▸ WHAT IS NEEDED: Exactly as written, return every line of the data below.

(Records from a dataset)
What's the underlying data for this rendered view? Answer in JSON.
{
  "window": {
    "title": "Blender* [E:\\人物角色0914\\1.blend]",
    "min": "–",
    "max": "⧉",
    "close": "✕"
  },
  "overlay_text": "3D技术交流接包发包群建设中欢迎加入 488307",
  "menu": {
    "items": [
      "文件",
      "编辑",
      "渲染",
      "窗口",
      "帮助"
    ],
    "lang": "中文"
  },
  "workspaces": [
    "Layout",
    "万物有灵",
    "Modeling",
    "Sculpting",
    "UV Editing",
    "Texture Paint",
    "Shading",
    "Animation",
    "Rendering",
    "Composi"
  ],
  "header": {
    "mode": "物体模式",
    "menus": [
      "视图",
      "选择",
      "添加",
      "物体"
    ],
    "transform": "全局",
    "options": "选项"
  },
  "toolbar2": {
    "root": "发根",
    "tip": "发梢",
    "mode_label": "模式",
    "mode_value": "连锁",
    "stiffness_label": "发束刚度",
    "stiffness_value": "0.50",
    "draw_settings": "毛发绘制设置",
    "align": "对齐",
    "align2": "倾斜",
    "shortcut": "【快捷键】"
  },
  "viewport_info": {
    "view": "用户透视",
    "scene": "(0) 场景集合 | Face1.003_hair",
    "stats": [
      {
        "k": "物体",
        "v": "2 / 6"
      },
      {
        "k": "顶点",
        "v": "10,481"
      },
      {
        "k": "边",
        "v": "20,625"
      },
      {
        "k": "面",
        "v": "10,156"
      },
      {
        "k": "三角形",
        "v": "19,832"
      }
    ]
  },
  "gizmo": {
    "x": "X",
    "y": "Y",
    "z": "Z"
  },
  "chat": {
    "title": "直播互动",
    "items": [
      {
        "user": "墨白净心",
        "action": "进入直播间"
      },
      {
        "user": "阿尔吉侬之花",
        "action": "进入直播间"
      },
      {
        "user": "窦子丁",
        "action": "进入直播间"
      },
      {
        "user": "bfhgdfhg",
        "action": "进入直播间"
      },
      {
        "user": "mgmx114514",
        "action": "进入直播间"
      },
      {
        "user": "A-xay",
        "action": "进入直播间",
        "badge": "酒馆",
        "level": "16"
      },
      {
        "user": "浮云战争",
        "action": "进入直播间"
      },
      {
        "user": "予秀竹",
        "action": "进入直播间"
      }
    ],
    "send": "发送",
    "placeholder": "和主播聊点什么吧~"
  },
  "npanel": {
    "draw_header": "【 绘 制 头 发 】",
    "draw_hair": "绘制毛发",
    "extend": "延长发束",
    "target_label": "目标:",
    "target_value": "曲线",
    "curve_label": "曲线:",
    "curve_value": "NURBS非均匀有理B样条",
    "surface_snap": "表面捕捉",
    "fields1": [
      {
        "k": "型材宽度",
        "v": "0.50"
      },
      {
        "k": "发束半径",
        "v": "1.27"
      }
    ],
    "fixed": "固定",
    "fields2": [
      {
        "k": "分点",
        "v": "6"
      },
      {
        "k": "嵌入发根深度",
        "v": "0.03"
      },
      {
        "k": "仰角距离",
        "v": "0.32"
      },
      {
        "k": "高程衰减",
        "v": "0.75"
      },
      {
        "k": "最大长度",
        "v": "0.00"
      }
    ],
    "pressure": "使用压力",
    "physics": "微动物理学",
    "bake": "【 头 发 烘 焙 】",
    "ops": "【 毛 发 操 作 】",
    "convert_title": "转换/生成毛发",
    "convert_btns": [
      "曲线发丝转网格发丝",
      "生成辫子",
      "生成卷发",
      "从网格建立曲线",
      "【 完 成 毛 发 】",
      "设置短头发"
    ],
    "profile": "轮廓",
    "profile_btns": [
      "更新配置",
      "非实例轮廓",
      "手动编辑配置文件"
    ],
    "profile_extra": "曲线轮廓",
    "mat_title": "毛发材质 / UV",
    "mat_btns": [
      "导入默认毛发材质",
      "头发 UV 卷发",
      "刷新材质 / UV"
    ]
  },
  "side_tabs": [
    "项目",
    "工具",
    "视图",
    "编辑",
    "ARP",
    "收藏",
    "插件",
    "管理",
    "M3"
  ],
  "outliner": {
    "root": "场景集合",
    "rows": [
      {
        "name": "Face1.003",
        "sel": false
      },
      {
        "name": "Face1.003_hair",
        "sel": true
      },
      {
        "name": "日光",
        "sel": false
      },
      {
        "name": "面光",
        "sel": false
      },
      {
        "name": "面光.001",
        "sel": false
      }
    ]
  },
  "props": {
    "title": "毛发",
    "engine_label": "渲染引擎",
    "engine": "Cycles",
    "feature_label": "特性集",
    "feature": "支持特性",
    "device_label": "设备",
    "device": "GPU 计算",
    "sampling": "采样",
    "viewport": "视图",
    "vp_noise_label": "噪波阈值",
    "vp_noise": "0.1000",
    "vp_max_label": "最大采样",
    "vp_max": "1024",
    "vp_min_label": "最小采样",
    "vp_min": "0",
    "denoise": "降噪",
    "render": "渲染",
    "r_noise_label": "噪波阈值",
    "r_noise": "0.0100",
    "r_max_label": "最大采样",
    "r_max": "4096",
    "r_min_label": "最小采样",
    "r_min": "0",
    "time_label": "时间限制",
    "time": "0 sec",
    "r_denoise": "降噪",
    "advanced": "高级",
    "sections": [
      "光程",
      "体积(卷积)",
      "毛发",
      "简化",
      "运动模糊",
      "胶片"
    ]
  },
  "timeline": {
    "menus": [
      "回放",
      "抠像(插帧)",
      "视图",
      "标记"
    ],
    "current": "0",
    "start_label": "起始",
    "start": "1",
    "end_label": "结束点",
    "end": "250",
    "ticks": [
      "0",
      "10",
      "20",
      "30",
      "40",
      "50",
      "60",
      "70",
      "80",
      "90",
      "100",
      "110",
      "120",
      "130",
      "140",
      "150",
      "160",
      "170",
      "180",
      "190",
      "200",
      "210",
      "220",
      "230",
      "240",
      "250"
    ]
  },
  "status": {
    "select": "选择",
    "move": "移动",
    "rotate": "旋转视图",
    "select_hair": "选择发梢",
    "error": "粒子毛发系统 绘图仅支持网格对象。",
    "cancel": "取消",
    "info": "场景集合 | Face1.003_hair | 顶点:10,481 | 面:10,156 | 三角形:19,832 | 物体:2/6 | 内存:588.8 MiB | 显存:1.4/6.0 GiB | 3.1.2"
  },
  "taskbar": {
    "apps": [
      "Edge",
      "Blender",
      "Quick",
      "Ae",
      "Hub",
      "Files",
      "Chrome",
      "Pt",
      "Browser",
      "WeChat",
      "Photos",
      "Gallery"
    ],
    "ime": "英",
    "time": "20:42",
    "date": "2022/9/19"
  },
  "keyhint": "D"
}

▸ ANSWER FOR THIS EXERCISE:
What's the underlying data for this rendered view? Answer in JSON.
{
  "window": {
    "title": "Blender* [E:\\人物角色0914\\1.blend]",
    "min": "–",
    "max": "⧉",
    "close": "✕"
  },
  "overlay_text": "3D技术交流接包发包群建设中欢迎加入 488307",
  "menu": {
    "items": [
      "文件",
      "编辑",
      "渲染",
      "窗口",
      "帮助"
    ],
    "lang": "中文"
  },
  "workspaces": [
    "Layout",
    "万物有灵",
    "Modeling",
    "Sculpting",
    "UV Editing",
    "Texture Paint",
    "Shading",
    "Animation",
    "Rendering",
    "Composi"
  ],
  "header": {
    "mode": "物体模式",
    "menus": [
      "视图",
      "选择",
      "添加",
      "物体"
    ],
    "transform": "全局",
    "options": "选项"
  },
  "toolbar2": {
    "root": "发根",
    "tip": "发梢",
    "mode_label": "模式",
    "mode_value": "连锁",
    "stiffness_label": "发束刚度",
    "stiffness_value": "0.50",
    "draw_settings": "毛发绘制设置",
    "align": "对齐",
    "align2": "倾斜",
    "shortcut": "【快捷键】"
  },
  "viewport_info": {
    "view": "用户透视",
    "scene": "(0) 场景集合 | Face1.003_hair",
    "stats": [
      {
        "k": "物体",
        "v": "2 / 6"
      },
      {
        "k": "顶点",
        "v": "10,481"
      },
      {
        "k": "边",
        "v": "20,625"
      },
      {
        "k": "面",
        "v": "10,156"
      },
      {
        "k": "三角形",
        "v": "19,832"
      }
    ]
  },
  "gizmo": {
    "x": "X",
    "y": "Y",
    "z": "Z"
  },
  "chat": {
    "title": "直播互动",
    "items": [
      {
        "user": "墨白净心",
        "action": "进入直播间"
      },
      {
        "user": "阿尔吉侬之花",
        "action": "进入直播间"
      },
      {
        "user": "窦子丁",
        "action": "进入直播间"
      },
      {
        "user": "bfhgdfhg",
        "action": "进入直播间"
      },
      {
        "user": "mgmx114514",
        "action": "进入直播间"
      },
      {
        "user": "A-xay",
        "action": "进入直播间",
        "badge": "酒馆",
        "level": "16"
      },
      {
        "user": "浮云战争",
        "action": "进入直播间"
      },
      {
        "user": "予秀竹",
        "action": "进入直播间"
      }
    ],
    "send": "发送",
    "placeholder": "和主播聊点什么吧~"
  },
  "npanel": {
    "draw_header": "【 绘 制 头 发 】",
    "draw_hair": "绘制毛发",
    "extend": "延长发束",
    "target_label": "目标:",
    "target_value": "曲线",
    "curve_label": "曲线:",
    "curve_value": "NURBS非均匀有理B样条",
    "surface_snap": "表面捕捉",
    "fields1": [
      {
        "k": "型材宽度",
        "v": "0.50"
      },
      {
        "k": "发束半径",
        "v": "1.27"
      }
    ],
    "fixed": "固定",
    "fields2": [
      {
        "k": "分点",
        "v": "6"
      },
      {
        "k": "嵌入发根深度",
        "v": "0.03"
      },
      {
        "k": "仰角距离",
        "v": "0.32"
      },
      {
        "k": "高程衰减",
        "v": "0.75"
      },
      {
        "k": "最大长度",
        "v": "0.00"
      }
    ],
    "pressure": "使用压力",
    "physics": "微动物理学",
    "bake": "【 头 发 烘 焙 】",
    "ops": "【 毛 发 操 作 】",
    "convert_title": "转换/生成毛发",
    "convert_btns": [
      "曲线发丝转网格发丝",
      "生成辫子",
      "生成卷发",
      "从网格建立曲线",
      "【 完 成 毛 发 】",
      "设置短头发"
    ],
    "profile": "轮廓",
    "profile_btns": [
      "更新配置",
      "非实例轮廓",
      "手动编辑配置文件"
    ],
    "profile_extra": "曲线轮廓",
    "mat_title": "毛发材质 / UV",
    "mat_btns": [
      "导入默认毛发材质",
      "头发 UV 卷发",
      "刷新材质 / UV"
    ]
  },
  "side_tabs": [
    "项目",
    "工具",
    "视图",
    "编辑",
    "ARP",
    "收藏",
    "插件",
    "管理",
    "M3"
  ],
  "outliner": {
    "root": "场景集合",
    "rows": [
      {
        "name": "Face1.003",
        "sel": false
      },
      {
        "name": "Face1.003_hair",
        "sel": true
      },
      {
        "name": "日光",
        "sel": false
      },
      {
        "name": "面光",
        "sel": false
      },
      {
        "name": "面光.001",
        "sel": false
      }
    ]
  },
  "props": {
    "title": "毛发",
    "engine_label": "渲染引擎",
    "engine": "Cycles",
    "feature_label": "特性集",
    "feature": "支持特性",
    "device_label": "设备",
    "device": "GPU 计算",
    "sampling": "采样",
    "viewport": "视图",
    "vp_noise_label": "噪波阈值",
    "vp_noise": "0.1000",
    "vp_max_label": "最大采样",
    "vp_max": "1024",
    "vp_min_label": "最小采样",
    "vp_min": "0",
    "denoise": "降噪",
    "render": "渲染",
    "r_noise_label": "噪波阈值",
    "r_noise": "0.0100",
    "r_max_label": "最大采样",
    "r_max": "4096",
    "r_min_label": "最小采样",
    "r_min": "0",
    "time_label": "时间限制",
    "time": "0 sec",
    "r_denoise": "降噪",
    "advanced": "高级",
    "sections": [
      "光程",
      "体积(卷积)",
      "毛发",
      "简化",
      "运动模糊",
      "胶片"
    ]
  },
  "timeline": {
    "menus": [
      "回放",
      "抠像(插帧)",
      "视图",
      "标记"
    ],
    "current": "0",
    "start_label": "起始",
    "start": "1",
    "end_label": "结束点",
    "end": "250",
    "ticks": [
      "0",
      "10",
      "20",
      "30",
      "40",
      "50",
      "60",
      "70",
      "80",
      "90",
      "100",
      "110",
      "120",
      "130",
      "140",
      "150",
      "160",
      "170",
      "180",
      "190",
      "200",
      "210",
      "220",
      "230",
      "240",
      "250"
    ]
  },
  "status": {
    "select": "选择",
    "move": "移动",
    "rotate": "旋转视图",
    "select_hair": "选择发梢",
    "error": "粒子毛发系统 绘图仅支持网格对象。",
    "cancel": "取消",
    "info": "场景集合 | Face1.003_hair | 顶点:10,481 | 面:10,156 | 三角形:19,832 | 物体:2/6 | 内存:588.8 MiB | 显存:1.4/6.0 GiB | 3.1.2"
  },
  "taskbar": {
    "apps": [
      "Edge",
      "Blender",
      "Quick",
      "Ae",
      "Hub",
      "Files",
      "Chrome",
      "Pt",
      "Browser",
      "WeChat",
      "Photos",
      "Gallery"
    ],
    "ime": "英",
    "time": "20:42",
    "date": "2022/9/19"
  },
  "keyhint": "D"
}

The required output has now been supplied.